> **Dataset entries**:
Segment Open

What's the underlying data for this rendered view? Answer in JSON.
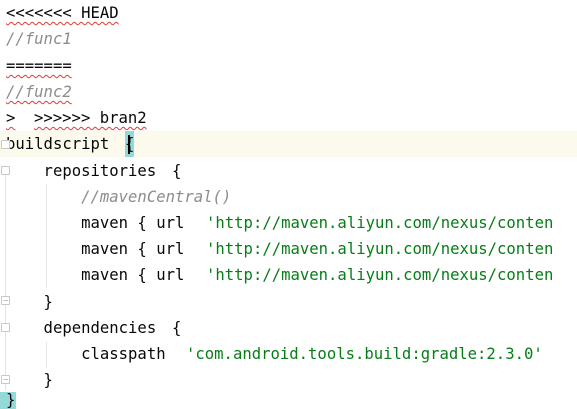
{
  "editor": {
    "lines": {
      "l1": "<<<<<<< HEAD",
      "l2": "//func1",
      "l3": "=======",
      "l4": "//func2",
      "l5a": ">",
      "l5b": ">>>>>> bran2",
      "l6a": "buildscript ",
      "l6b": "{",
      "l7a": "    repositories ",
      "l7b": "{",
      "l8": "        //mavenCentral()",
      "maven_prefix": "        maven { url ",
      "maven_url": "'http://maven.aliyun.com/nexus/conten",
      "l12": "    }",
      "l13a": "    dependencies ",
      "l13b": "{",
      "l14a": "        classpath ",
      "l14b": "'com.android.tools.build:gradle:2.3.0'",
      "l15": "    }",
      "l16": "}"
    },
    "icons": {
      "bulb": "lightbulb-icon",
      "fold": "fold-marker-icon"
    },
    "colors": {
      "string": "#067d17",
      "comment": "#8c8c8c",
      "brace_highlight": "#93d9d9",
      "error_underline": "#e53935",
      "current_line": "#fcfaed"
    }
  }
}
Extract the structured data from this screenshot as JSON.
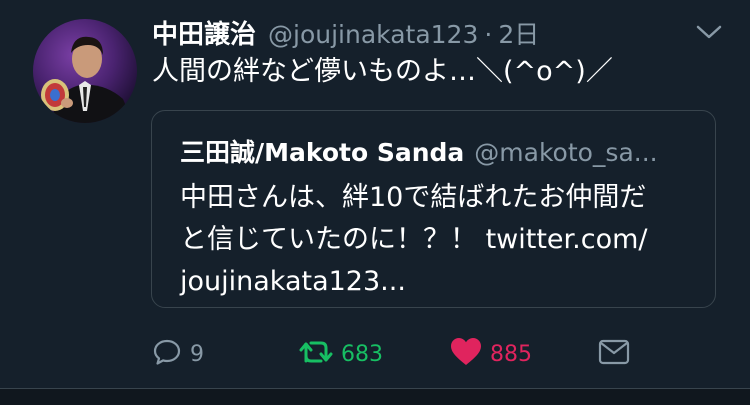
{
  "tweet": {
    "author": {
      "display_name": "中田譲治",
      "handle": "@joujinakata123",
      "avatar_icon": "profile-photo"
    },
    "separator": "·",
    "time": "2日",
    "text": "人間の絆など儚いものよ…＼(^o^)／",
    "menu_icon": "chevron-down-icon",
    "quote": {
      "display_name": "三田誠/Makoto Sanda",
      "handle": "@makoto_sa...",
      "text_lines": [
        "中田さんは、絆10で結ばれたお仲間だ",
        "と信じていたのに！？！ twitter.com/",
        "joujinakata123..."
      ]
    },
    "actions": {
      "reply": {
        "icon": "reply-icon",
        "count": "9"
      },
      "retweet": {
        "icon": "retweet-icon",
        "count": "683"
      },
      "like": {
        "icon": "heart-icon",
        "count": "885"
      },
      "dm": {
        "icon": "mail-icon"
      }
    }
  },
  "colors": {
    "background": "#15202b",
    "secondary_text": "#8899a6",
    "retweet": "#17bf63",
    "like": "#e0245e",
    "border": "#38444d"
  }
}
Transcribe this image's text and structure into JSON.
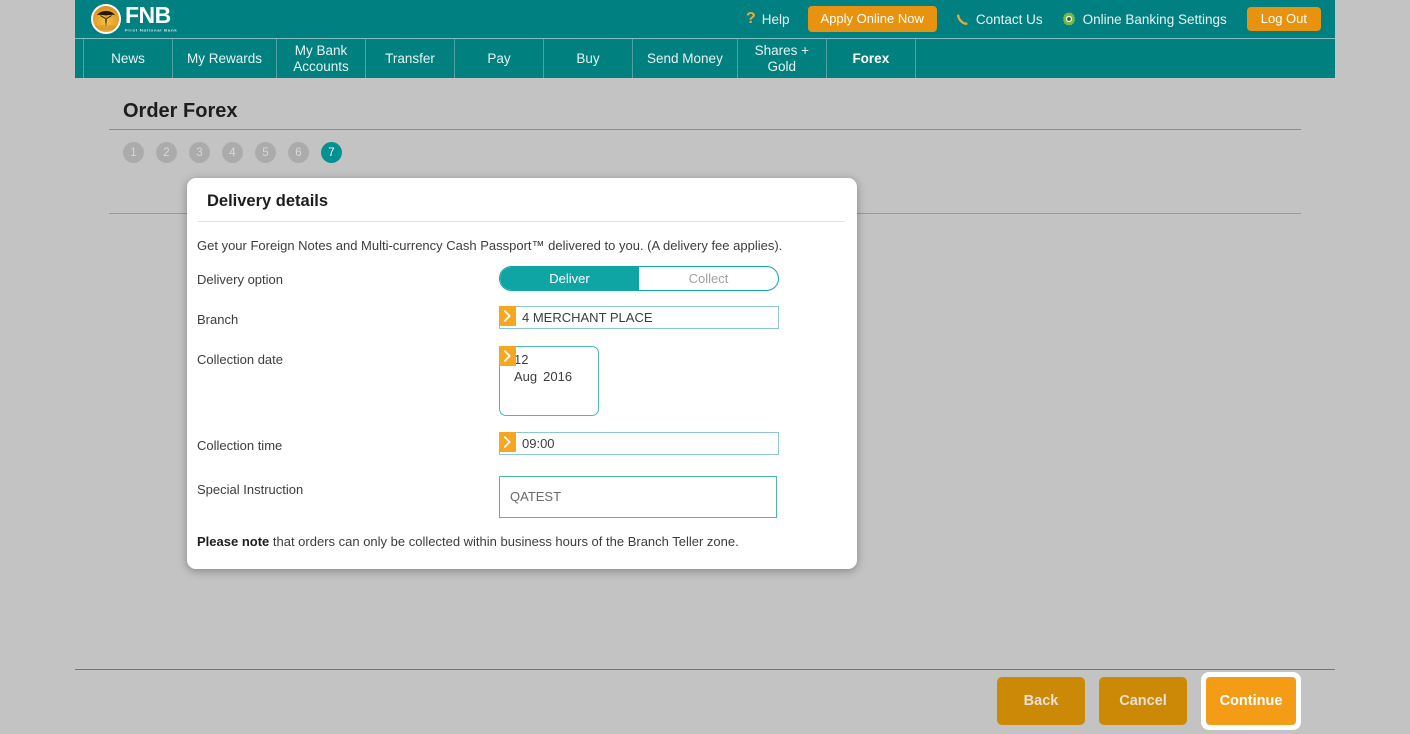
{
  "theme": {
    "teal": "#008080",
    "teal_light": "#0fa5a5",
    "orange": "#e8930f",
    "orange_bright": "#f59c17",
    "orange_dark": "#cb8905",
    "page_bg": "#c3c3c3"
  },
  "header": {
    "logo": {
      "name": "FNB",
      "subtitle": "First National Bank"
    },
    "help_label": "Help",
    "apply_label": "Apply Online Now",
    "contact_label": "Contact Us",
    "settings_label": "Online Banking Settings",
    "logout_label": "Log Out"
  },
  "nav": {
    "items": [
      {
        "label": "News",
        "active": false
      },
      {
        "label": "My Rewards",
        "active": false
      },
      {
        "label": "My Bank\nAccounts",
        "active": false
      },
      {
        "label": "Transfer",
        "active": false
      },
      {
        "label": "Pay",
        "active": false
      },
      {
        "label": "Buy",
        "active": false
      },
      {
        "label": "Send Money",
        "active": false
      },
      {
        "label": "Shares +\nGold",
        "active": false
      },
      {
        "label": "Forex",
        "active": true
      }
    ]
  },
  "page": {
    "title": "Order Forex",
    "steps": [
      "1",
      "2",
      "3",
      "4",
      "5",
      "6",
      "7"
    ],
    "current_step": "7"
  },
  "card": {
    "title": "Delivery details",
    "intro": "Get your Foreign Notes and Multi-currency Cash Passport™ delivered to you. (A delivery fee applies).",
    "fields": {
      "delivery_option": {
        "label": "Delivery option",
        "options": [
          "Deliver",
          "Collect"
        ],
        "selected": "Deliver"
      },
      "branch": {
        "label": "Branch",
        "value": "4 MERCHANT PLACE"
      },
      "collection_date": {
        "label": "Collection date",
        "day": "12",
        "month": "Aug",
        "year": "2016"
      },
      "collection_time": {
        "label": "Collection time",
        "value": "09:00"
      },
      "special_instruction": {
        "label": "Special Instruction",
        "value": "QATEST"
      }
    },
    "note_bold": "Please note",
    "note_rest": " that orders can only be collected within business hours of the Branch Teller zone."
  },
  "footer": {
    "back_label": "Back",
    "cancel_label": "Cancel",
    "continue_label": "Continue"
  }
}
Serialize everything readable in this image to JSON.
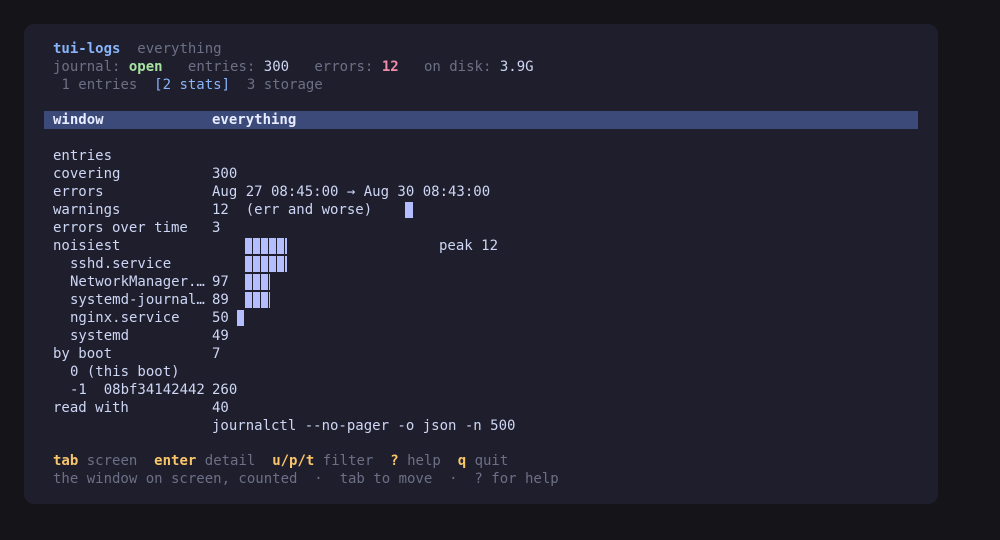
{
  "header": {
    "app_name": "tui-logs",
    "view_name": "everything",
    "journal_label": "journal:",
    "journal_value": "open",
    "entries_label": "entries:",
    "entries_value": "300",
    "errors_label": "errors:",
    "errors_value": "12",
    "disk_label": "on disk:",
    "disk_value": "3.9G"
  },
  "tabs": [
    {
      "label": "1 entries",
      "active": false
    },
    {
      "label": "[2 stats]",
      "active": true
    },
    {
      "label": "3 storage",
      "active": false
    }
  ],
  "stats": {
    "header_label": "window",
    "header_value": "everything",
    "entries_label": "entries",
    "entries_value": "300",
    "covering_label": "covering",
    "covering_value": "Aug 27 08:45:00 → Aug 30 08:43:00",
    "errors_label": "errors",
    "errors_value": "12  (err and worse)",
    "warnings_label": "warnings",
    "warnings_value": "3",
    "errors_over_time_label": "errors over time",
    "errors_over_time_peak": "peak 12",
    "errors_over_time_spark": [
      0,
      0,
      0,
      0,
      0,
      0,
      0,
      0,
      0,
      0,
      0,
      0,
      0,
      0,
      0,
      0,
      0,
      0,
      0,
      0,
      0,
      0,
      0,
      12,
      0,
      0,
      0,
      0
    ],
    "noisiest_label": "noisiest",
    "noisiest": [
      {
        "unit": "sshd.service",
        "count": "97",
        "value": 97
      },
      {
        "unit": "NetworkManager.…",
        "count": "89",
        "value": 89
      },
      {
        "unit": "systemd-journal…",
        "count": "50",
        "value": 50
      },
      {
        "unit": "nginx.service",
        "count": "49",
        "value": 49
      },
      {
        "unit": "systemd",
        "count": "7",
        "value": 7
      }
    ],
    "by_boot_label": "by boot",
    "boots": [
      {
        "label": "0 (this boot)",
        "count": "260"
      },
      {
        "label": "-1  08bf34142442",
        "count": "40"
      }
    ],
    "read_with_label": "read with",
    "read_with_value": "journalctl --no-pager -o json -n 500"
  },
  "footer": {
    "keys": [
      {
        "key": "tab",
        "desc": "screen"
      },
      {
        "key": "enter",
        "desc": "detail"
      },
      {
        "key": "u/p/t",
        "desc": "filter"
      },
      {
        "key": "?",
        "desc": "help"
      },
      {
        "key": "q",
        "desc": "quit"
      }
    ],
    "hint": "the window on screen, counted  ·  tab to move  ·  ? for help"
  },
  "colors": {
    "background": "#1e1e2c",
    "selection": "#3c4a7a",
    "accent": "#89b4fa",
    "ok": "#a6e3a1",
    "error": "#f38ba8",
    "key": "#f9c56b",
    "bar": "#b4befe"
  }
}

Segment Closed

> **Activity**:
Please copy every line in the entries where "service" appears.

> **Problem solution**:
        "unit": "sshd.service",
        "unit": "nginx.service",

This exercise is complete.